● What the task requires:
For the listing below, show each line that includes the string "Website".

● Given data:
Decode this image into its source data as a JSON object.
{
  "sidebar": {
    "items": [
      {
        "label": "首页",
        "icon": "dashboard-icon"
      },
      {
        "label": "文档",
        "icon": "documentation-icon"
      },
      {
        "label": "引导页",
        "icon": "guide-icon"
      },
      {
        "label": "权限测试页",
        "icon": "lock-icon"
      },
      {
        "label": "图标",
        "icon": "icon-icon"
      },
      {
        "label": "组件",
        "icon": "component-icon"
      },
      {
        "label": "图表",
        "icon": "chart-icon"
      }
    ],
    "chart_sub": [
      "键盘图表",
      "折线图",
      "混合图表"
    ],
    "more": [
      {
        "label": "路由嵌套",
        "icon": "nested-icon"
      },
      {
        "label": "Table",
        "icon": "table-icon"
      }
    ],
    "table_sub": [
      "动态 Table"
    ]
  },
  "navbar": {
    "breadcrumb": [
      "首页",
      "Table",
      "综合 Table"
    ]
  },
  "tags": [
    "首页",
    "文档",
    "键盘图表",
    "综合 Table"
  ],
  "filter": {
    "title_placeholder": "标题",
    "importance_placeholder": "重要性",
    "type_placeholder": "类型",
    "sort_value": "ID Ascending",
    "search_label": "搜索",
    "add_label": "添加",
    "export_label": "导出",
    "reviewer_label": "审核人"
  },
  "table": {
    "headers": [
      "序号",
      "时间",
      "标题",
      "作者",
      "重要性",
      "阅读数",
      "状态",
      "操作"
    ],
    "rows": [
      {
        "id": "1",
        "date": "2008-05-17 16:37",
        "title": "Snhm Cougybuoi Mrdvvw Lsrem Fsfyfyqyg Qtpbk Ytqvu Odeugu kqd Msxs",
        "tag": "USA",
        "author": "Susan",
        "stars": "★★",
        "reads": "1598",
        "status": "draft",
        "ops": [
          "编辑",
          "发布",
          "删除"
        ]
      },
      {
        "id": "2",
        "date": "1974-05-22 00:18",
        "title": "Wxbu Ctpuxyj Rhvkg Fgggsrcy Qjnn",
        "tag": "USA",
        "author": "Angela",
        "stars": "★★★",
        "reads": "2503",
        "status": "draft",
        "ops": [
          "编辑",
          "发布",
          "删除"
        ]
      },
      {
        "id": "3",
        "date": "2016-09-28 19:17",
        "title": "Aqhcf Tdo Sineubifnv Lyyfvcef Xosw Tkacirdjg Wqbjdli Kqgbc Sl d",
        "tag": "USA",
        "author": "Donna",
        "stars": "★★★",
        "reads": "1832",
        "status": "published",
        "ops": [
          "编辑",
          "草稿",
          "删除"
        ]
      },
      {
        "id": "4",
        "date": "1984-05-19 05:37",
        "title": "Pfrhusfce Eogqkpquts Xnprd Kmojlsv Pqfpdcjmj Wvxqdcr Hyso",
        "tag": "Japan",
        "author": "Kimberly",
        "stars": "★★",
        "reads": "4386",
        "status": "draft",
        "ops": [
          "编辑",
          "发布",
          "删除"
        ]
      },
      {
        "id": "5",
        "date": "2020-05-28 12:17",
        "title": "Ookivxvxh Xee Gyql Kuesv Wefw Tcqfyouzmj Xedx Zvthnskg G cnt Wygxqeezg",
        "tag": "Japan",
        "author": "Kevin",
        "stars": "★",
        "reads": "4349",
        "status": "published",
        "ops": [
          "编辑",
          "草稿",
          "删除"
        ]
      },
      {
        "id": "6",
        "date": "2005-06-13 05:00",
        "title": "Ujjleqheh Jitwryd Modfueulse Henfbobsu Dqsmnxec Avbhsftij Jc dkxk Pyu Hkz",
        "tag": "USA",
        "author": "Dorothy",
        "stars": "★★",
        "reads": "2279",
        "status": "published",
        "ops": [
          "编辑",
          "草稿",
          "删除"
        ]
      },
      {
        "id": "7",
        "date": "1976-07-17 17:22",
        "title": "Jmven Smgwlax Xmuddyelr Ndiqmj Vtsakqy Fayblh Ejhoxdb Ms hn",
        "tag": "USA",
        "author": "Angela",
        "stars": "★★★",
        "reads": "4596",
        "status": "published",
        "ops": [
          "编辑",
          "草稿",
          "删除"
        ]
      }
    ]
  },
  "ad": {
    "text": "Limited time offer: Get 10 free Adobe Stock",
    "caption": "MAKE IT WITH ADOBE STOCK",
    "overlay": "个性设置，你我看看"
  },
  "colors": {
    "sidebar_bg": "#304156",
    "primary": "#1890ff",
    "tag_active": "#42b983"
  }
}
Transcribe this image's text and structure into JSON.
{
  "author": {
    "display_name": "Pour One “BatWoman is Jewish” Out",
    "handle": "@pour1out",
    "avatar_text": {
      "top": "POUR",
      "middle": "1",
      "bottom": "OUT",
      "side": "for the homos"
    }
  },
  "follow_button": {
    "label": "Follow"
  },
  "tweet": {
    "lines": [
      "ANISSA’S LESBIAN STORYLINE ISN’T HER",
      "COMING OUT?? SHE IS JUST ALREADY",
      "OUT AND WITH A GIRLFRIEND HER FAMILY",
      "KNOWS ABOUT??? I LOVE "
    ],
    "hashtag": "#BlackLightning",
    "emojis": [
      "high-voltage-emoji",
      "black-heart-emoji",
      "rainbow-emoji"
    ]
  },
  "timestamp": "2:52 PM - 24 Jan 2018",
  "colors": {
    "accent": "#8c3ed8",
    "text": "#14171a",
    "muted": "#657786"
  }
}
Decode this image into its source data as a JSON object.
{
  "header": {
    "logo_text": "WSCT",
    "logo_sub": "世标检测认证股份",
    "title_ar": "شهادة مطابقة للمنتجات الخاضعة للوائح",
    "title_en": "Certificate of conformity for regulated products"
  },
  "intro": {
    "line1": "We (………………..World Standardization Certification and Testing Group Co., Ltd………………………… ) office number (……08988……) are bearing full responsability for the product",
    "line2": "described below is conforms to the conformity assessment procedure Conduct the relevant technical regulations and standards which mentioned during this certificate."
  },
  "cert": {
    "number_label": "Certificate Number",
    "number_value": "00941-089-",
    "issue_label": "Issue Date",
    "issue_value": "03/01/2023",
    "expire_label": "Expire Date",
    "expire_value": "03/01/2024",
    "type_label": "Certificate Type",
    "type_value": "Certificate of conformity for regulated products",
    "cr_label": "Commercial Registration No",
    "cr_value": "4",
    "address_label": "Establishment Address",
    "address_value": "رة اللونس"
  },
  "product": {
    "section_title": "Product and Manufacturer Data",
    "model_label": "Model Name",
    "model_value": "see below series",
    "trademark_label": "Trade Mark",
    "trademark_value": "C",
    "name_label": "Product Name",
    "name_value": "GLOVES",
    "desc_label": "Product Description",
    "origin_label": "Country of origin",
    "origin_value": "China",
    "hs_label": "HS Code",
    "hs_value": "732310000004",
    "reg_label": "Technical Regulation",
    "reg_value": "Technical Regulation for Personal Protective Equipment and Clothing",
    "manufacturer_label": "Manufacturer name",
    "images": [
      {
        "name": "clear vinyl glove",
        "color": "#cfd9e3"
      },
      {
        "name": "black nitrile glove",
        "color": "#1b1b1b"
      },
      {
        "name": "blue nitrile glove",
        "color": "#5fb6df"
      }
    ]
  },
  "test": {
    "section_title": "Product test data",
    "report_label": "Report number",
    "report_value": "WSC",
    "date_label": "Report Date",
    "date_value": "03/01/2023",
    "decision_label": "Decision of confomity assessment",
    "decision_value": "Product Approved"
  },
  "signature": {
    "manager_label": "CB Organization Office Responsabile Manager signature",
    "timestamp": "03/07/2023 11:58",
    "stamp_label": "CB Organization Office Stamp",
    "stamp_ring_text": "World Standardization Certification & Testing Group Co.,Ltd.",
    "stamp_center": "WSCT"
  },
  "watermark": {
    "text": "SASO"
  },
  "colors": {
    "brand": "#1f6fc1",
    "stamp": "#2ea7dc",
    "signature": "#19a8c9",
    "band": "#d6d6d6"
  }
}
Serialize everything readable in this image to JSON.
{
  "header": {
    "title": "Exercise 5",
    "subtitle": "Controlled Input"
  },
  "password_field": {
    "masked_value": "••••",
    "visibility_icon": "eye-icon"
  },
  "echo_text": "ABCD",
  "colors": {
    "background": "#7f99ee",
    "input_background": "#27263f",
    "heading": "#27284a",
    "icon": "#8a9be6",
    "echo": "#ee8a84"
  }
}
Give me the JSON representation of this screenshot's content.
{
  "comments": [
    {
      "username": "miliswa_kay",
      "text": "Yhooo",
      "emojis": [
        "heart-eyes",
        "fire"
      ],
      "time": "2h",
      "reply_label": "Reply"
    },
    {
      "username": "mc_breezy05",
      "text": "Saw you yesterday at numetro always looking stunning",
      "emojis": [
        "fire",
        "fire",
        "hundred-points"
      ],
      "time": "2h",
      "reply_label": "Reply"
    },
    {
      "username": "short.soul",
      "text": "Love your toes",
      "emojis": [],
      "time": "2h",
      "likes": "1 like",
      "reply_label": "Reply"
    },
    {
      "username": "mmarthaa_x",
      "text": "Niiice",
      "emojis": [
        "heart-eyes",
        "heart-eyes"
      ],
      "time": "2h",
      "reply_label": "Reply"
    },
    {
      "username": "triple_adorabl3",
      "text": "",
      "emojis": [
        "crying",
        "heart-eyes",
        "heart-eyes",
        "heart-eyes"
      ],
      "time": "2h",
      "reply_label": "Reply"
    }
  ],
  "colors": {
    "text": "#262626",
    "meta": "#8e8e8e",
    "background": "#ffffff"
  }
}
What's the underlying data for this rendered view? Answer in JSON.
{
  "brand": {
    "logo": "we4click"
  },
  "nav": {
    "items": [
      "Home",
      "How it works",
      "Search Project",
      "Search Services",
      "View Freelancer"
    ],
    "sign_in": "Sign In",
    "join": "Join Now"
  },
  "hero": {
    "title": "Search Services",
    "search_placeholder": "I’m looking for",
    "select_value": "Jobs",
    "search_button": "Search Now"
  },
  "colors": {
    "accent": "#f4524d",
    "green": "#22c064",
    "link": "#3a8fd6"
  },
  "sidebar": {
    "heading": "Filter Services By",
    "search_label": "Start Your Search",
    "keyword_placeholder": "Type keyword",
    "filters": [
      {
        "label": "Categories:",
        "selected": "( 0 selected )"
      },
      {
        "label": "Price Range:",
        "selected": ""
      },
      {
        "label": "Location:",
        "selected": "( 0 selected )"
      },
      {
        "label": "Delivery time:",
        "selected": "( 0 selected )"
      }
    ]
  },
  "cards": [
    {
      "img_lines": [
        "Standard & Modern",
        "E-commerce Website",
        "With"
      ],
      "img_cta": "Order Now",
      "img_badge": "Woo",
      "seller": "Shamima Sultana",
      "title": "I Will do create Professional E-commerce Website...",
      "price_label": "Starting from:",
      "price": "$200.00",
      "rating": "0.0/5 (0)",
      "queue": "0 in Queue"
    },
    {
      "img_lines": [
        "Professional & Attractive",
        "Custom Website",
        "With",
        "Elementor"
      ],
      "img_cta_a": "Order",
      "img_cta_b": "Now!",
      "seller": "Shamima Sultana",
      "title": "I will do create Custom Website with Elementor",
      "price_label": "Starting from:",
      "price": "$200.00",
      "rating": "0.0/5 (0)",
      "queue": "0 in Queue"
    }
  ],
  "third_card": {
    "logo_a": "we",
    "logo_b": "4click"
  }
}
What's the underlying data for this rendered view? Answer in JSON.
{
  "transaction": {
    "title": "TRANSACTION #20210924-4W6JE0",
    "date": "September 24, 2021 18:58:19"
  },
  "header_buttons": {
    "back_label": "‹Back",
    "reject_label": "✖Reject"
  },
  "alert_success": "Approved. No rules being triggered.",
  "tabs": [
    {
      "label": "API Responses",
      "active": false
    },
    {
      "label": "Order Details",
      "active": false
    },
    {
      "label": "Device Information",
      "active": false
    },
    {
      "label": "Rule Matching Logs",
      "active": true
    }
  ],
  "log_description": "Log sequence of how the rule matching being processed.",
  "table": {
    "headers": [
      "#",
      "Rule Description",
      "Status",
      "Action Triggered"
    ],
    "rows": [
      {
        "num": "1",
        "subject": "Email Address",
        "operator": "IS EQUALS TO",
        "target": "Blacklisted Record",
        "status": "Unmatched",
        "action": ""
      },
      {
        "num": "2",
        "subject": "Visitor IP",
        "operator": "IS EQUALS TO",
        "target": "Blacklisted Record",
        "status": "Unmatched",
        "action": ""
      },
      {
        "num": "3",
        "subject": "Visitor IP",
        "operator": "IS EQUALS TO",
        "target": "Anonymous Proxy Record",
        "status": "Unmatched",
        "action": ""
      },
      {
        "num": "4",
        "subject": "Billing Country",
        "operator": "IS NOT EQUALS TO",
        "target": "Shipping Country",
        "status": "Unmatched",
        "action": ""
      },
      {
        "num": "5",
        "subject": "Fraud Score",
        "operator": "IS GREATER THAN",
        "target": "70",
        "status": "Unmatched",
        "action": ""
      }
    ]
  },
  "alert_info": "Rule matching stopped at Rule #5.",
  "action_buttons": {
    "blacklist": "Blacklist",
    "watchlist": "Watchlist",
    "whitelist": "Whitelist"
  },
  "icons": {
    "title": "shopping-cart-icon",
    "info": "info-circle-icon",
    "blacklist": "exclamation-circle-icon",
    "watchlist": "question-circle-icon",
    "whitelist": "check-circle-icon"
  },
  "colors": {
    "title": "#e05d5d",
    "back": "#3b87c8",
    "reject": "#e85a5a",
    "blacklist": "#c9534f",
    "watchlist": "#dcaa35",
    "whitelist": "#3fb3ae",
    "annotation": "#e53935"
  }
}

● Completed task:
        "E-commerce Website",
      "title": "I Will do create Professional E-commerce Website...",
        "Custom Website",
      "title": "I will do create Custom Website with Elementor",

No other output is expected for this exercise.